This show will actually be a tie-in with an exhibit that’s (probably) coming to Blank Blank for the summer, and I’m guessing that opening day for the both of them will be somewhere around Memorial Day.  I can say that it’s a constellation show, and has an interesting overarcing theme that I’ll discuss later.

Tuesday I’ll go into full-on research mode, finding trustworthy sources and royalty-free or Creative Commons licensed images.  In addition to the usual public-domain NASA/ESA images that make up a big part of any planetarium show, I’m going to be commissioning some original artwork for this work.

Once I’ve got enough base material, I’ll start on a show outline and rough script.

I’ll keep posting updates, following my production progress.  Production is one of my favorite things to do, and I’m excited to get back into.

More to come!


The 3-D Post

February 7, 2009

I’m a little behind on this, but I’ve been wanting to write about 3-D, and an NBC ad during the Superbowl got me to thinking about it.  Watch:

1-D?  1-D!?

Guh. Where to start.

Lots of kids, when they come into the planetarium, will ask me if it’s 3-D.  I say, “Yes, but not like you’re thinking.”  (An equal number ask where they pick up their glasses—their 3-D glasses.)

Because most planetaria’s screens are projection domes, the images that are shown on them are always 3-D.  Instead of a flat image being projected on a flat screen, you have a flat image being projected on a rounded screen, so indeed, some parts of the image are physically closer to you and some parts are physically farther from you.

That is real, actual, three-dimensions—height, width, and depth.  But as I said, not how people usually think of it.

When you’re watching TV, the images are 2-D—height and width.  Always.  It may look like someone is walking away from you (getting smaller on the screen) or walking behind something (disappearing), but it’s all an optical illusion.  TV and film images are 2-D.

But ignoring that, the Chuck promo is still wrong, because when they’re flat, they’re ostensibly two-dimensional (height and width), NOT one-dimensional.  In actuality, they’re still being presented as three-dimensional, because when they turn to the side, you can still see them.  If they were truly two-dimensional, they’d have no depth, and disappear from the side—but I digress.

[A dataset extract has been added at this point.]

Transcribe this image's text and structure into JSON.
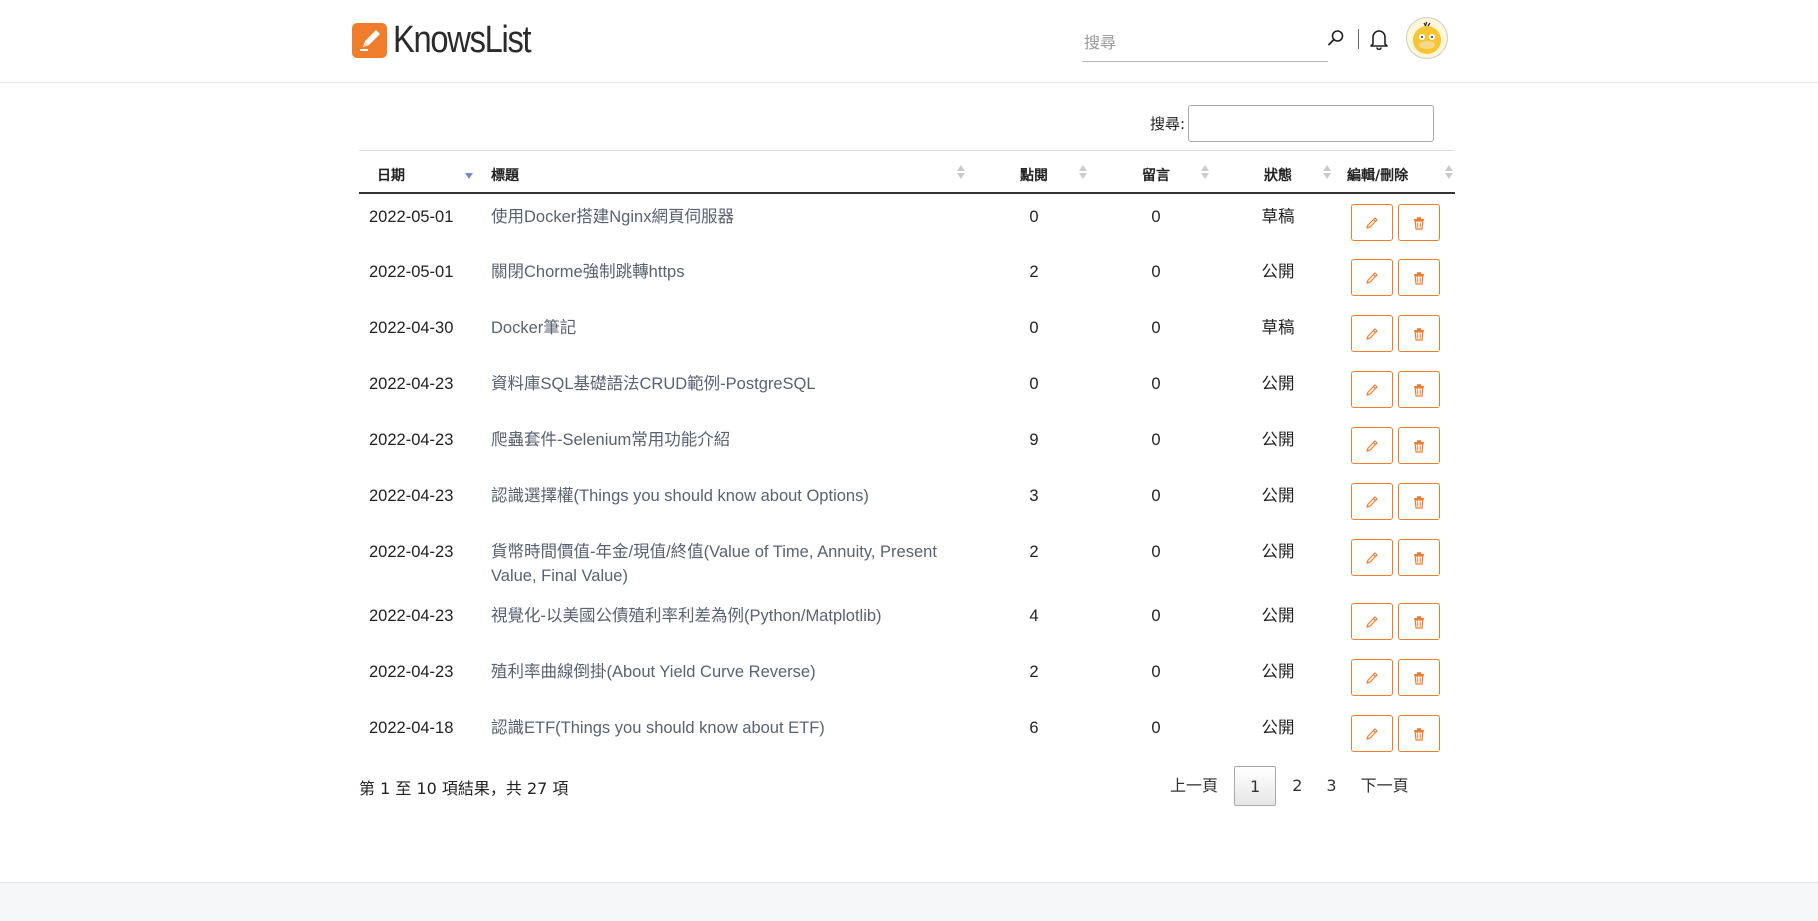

When people say 3-D, typically they’re thinking of “stuff protruding out at you.”  Horror movies tried to capitalize on this, naturally, with a modicum of success depending on how high your cheese-squelch is set.

(By the way, the Chuck show that was 3-D was not protrusion, it was layering—the illusion of depth within the TV—so you had what looked like people standing in front of things.  Neat, but gimmicky.  I did read that the ratings were up, so maybe it worked.)

Now here’s where I get nitpicky.  What we call 3-D entertainment, and really any kind of entertainment that is “3-D” (and I’m including things like stage theatre here) is not actually done in three dimensions!

It’s four dimensions!  Time is a dimension!  Height, width, depth, and length, if you will.

Is time standing still when you watch it?  Probably not—I guess it could be said that still images are lengthless, but that’s a different argument.

So I maintain that we’re missing a dimension.  What people commonly refer to as 2-D should actually 3-D, and 3-D should actually be 4-D.

Regardless, the promotions people that had a hand in that Chuck spot should have known better—the show’s target audience is nerds (IG-88 anyone?), yours truly included, so they should have thought twice.